> [PROBLEM TO WORK ON]
Write each entry down again precisely, skipping nothing.

> [SUPPLIED MATERIAL]
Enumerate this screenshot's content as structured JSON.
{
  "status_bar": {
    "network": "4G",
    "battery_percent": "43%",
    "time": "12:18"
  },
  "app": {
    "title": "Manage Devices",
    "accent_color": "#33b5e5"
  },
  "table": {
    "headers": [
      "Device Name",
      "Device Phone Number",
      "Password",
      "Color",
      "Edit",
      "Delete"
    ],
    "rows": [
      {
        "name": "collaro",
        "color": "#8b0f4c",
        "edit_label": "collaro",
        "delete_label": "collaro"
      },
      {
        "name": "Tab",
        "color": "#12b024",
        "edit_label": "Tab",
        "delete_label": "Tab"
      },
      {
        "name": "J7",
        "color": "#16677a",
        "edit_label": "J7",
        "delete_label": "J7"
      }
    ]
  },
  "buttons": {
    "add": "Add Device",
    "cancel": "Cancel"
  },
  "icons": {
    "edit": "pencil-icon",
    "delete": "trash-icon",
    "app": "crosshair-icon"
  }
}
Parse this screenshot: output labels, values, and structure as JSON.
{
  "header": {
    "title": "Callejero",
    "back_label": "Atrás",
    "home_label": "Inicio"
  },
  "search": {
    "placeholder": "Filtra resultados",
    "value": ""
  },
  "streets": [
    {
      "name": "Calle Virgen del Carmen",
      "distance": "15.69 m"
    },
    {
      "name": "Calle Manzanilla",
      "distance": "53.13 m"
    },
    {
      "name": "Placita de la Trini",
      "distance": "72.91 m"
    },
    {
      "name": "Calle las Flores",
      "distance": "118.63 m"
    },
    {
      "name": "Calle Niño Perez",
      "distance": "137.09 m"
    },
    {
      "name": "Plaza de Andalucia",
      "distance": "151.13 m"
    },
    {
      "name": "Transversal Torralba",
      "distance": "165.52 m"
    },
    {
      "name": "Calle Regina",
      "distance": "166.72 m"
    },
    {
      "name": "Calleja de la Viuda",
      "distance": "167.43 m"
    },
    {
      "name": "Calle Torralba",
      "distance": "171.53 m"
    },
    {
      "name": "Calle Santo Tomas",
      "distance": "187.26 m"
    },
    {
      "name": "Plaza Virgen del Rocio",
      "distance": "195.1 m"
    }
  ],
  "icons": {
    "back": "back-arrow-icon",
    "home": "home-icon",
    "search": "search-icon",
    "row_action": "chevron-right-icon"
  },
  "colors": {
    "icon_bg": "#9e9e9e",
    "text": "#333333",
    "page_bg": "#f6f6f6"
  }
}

> [OUTPUT OF THE EXERCISE]
Enumerate this screenshot's content as structured JSON.
{
  "status_bar": {
    "network": "4G",
    "battery_percent": "43%",
    "time": "12:18"
  },
  "app": {
    "title": "Manage Devices",
    "accent_color": "#33b5e5"
  },
  "table": {
    "headers": [
      "Device Name",
      "Device Phone Number",
      "Password",
      "Color",
      "Edit",
      "Delete"
    ],
    "rows": [
      {
        "name": "collaro",
        "color": "#8b0f4c",
        "edit_label": "collaro",
        "delete_label": "collaro"
      },
      {
        "name": "Tab",
        "color": "#12b024",
        "edit_label": "Tab",
        "delete_label": "Tab"
      },
      {
        "name": "J7",
        "color": "#16677a",
        "edit_label": "J7",
        "delete_label": "J7"
      }
    ]
  },
  "buttons": {
    "add": "Add Device",
    "cancel": "Cancel"
  },
  "icons": {
    "edit": "pencil-icon",
    "delete": "trash-icon",
    "app": "crosshair-icon"
  }
}
Parse this screenshot: output labels, values, and structure as JSON.
{
  "header": {
    "title": "Callejero",
    "back_label": "Atrás",
    "home_label": "Inicio"
  },
  "search": {
    "placeholder": "Filtra resultados",
    "value": ""
  },
  "streets": [
    {
      "name": "Calle Virgen del Carmen",
      "distance": "15.69 m"
    },
    {
      "name": "Calle Manzanilla",
      "distance": "53.13 m"
    },
    {
      "name": "Placita de la Trini",
      "distance": "72.91 m"
    },
    {
      "name": "Calle las Flores",
      "distance": "118.63 m"
    },
    {
      "name": "Calle Niño Perez",
      "distance": "137.09 m"
    },
    {
      "name": "Plaza de Andalucia",
      "distance": "151.13 m"
    },
    {
      "name": "Transversal Torralba",
      "distance": "165.52 m"
    },
    {
      "name": "Calle Regina",
      "distance": "166.72 m"
    },
    {
      "name": "Calleja de la Viuda",
      "distance": "167.43 m"
    },
    {
      "name": "Calle Torralba",
      "distance": "171.53 m"
    },
    {
      "name": "Calle Santo Tomas",
      "distance": "187.26 m"
    },
    {
      "name": "Plaza Virgen del Rocio",
      "distance": "195.1 m"
    }
  ],
  "icons": {
    "back": "back-arrow-icon",
    "home": "home-icon",
    "search": "search-icon",
    "row_action": "chevron-right-icon"
  },
  "colors": {
    "icon_bg": "#9e9e9e",
    "text": "#333333",
    "page_bg": "#f6f6f6"
  }
}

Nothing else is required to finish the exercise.